*** Source data Section Begins ***
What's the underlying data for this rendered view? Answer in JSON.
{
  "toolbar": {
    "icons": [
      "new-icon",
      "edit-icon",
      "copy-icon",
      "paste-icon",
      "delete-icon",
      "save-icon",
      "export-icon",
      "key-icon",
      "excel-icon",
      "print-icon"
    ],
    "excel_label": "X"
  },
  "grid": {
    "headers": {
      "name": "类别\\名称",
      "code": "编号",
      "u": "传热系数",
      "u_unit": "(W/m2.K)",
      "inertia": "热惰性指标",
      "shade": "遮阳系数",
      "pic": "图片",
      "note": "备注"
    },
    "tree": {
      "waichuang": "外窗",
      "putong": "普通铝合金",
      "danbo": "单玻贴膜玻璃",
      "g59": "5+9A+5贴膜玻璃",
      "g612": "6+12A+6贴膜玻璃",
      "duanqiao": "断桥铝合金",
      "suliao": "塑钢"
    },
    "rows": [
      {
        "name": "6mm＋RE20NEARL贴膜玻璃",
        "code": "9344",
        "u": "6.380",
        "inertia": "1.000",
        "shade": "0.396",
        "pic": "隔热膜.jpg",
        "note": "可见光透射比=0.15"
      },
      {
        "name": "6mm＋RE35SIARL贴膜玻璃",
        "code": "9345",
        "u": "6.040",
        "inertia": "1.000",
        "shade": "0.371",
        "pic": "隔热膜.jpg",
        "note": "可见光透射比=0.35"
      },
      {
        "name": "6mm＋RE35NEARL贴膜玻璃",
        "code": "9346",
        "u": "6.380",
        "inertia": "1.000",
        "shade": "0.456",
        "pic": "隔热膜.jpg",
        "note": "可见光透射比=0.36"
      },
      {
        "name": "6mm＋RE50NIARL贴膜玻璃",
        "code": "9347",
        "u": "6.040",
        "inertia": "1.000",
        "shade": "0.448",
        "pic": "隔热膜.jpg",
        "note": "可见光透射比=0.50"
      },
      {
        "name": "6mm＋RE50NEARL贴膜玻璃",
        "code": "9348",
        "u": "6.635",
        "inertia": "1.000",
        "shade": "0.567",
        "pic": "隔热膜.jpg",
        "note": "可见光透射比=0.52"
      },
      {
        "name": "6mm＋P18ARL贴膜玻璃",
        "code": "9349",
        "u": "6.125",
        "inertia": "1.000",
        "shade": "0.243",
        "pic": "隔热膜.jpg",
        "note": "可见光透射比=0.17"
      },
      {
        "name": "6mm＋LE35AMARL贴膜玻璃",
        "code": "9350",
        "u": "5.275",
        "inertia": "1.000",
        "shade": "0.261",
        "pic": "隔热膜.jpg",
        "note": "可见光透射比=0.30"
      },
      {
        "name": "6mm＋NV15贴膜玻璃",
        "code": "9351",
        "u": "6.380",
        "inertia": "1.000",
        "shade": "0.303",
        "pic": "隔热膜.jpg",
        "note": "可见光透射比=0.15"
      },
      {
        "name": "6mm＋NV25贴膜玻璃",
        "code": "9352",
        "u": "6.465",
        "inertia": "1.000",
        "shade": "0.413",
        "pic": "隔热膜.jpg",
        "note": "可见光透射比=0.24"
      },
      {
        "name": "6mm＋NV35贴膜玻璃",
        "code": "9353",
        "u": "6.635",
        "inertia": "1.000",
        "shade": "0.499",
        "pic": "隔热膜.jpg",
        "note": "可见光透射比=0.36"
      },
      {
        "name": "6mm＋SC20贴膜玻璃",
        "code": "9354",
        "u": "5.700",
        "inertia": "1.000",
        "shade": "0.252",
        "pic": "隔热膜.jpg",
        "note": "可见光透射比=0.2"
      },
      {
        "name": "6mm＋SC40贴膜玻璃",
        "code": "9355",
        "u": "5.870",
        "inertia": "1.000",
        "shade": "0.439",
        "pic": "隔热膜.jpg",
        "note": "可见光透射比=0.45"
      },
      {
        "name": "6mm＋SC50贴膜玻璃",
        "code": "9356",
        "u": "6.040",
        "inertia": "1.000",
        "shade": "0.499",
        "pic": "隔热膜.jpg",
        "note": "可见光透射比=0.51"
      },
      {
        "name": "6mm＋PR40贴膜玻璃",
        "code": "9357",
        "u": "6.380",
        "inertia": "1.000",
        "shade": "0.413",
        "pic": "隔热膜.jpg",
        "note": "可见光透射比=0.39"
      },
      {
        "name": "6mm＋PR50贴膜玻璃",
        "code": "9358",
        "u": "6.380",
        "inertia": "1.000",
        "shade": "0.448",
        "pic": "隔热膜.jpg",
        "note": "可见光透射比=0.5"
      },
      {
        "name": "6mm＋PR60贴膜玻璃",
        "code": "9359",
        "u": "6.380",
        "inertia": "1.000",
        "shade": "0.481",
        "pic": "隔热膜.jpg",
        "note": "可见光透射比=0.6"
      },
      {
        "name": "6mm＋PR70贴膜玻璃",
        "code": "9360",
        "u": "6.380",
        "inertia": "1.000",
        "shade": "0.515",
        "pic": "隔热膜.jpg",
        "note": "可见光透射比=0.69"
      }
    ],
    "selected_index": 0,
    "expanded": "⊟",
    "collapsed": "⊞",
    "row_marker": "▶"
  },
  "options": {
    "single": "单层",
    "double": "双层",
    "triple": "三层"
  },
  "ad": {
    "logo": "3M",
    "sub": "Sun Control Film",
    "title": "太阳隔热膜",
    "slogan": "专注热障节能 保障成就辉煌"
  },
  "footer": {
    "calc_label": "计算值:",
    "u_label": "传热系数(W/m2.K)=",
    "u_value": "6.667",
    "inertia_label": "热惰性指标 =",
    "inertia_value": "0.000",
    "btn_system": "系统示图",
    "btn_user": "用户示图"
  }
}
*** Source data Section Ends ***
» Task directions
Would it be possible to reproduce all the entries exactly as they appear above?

» Solution to this problem
What's the underlying data for this rendered view? Answer in JSON.
{
  "toolbar": {
    "icons": [
      "new-icon",
      "edit-icon",
      "copy-icon",
      "paste-icon",
      "delete-icon",
      "save-icon",
      "export-icon",
      "key-icon",
      "excel-icon",
      "print-icon"
    ],
    "excel_label": "X"
  },
  "grid": {
    "headers": {
      "name": "类别\\名称",
      "code": "编号",
      "u": "传热系数",
      "u_unit": "(W/m2.K)",
      "inertia": "热惰性指标",
      "shade": "遮阳系数",
      "pic": "图片",
      "note": "备注"
    },
    "tree": {
      "waichuang": "外窗",
      "putong": "普通铝合金",
      "danbo": "单玻贴膜玻璃",
      "g59": "5+9A+5贴膜玻璃",
      "g612": "6+12A+6贴膜玻璃",
      "duanqiao": "断桥铝合金",
      "suliao": "塑钢"
    },
    "rows": [
      {
        "name": "6mm＋RE20NEARL贴膜玻璃",
        "code": "9344",
        "u": "6.380",
        "inertia": "1.000",
        "shade": "0.396",
        "pic": "隔热膜.jpg",
        "note": "可见光透射比=0.15"
      },
      {
        "name": "6mm＋RE35SIARL贴膜玻璃",
        "code": "9345",
        "u": "6.040",
        "inertia": "1.000",
        "shade": "0.371",
        "pic": "隔热膜.jpg",
        "note": "可见光透射比=0.35"
      },
      {
        "name": "6mm＋RE35NEARL贴膜玻璃",
        "code": "9346",
        "u": "6.380",
        "inertia": "1.000",
        "shade": "0.456",
        "pic": "隔热膜.jpg",
        "note": "可见光透射比=0.36"
      },
      {
        "name": "6mm＋RE50NIARL贴膜玻璃",
        "code": "9347",
        "u": "6.040",
        "inertia": "1.000",
        "shade": "0.448",
        "pic": "隔热膜.jpg",
        "note": "可见光透射比=0.50"
      },
      {
        "name": "6mm＋RE50NEARL贴膜玻璃",
        "code": "9348",
        "u": "6.635",
        "inertia": "1.000",
        "shade": "0.567",
        "pic": "隔热膜.jpg",
        "note": "可见光透射比=0.52"
      },
      {
        "name": "6mm＋P18ARL贴膜玻璃",
        "code": "9349",
        "u": "6.125",
        "inertia": "1.000",
        "shade": "0.243",
        "pic": "隔热膜.jpg",
        "note": "可见光透射比=0.17"
      },
      {
        "name": "6mm＋LE35AMARL贴膜玻璃",
        "code": "9350",
        "u": "5.275",
        "inertia": "1.000",
        "shade": "0.261",
        "pic": "隔热膜.jpg",
        "note": "可见光透射比=0.30"
      },
      {
        "name": "6mm＋NV15贴膜玻璃",
        "code": "9351",
        "u": "6.380",
        "inertia": "1.000",
        "shade": "0.303",
        "pic": "隔热膜.jpg",
        "note": "可见光透射比=0.15"
      },
      {
        "name": "6mm＋NV25贴膜玻璃",
        "code": "9352",
        "u": "6.465",
        "inertia": "1.000",
        "shade": "0.413",
        "pic": "隔热膜.jpg",
        "note": "可见光透射比=0.24"
      },
      {
        "name": "6mm＋NV35贴膜玻璃",
        "code": "9353",
        "u": "6.635",
        "inertia": "1.000",
        "shade": "0.499",
        "pic": "隔热膜.jpg",
        "note": "可见光透射比=0.36"
      },
      {
        "name": "6mm＋SC20贴膜玻璃",
        "code": "9354",
        "u": "5.700",
        "inertia": "1.000",
        "shade": "0.252",
        "pic": "隔热膜.jpg",
        "note": "可见光透射比=0.2"
      },
      {
        "name": "6mm＋SC40贴膜玻璃",
        "code": "9355",
        "u": "5.870",
        "inertia": "1.000",
        "shade": "0.439",
        "pic": "隔热膜.jpg",
        "note": "可见光透射比=0.45"
      },
      {
        "name": "6mm＋SC50贴膜玻璃",
        "code": "9356",
        "u": "6.040",
        "inertia": "1.000",
        "shade": "0.499",
        "pic": "隔热膜.jpg",
        "note": "可见光透射比=0.51"
      },
      {
        "name": "6mm＋PR40贴膜玻璃",
        "code": "9357",
        "u": "6.380",
        "inertia": "1.000",
        "shade": "0.413",
        "pic": "隔热膜.jpg",
        "note": "可见光透射比=0.39"
      },
      {
        "name": "6mm＋PR50贴膜玻璃",
        "code": "9358",
        "u": "6.380",
        "inertia": "1.000",
        "shade": "0.448",
        "pic": "隔热膜.jpg",
        "note": "可见光透射比=0.5"
      },
      {
        "name": "6mm＋PR60贴膜玻璃",
        "code": "9359",
        "u": "6.380",
        "inertia": "1.000",
        "shade": "0.481",
        "pic": "隔热膜.jpg",
        "note": "可见光透射比=0.6"
      },
      {
        "name": "6mm＋PR70贴膜玻璃",
        "code": "9360",
        "u": "6.380",
        "inertia": "1.000",
        "shade": "0.515",
        "pic": "隔热膜.jpg",
        "note": "可见光透射比=0.69"
      }
    ],
    "selected_index": 0,
    "expanded": "⊟",
    "collapsed": "⊞",
    "row_marker": "▶"
  },
  "options": {
    "single": "单层",
    "double": "双层",
    "triple": "三层"
  },
  "ad": {
    "logo": "3M",
    "sub": "Sun Control Film",
    "title": "太阳隔热膜",
    "slogan": "专注热障节能 保障成就辉煌"
  },
  "footer": {
    "calc_label": "计算值:",
    "u_label": "传热系数(W/m2.K)=",
    "u_value": "6.667",
    "inertia_label": "热惰性指标 =",
    "inertia_value": "0.000",
    "btn_system": "系统示图",
    "btn_user": "用户示图"
  }
}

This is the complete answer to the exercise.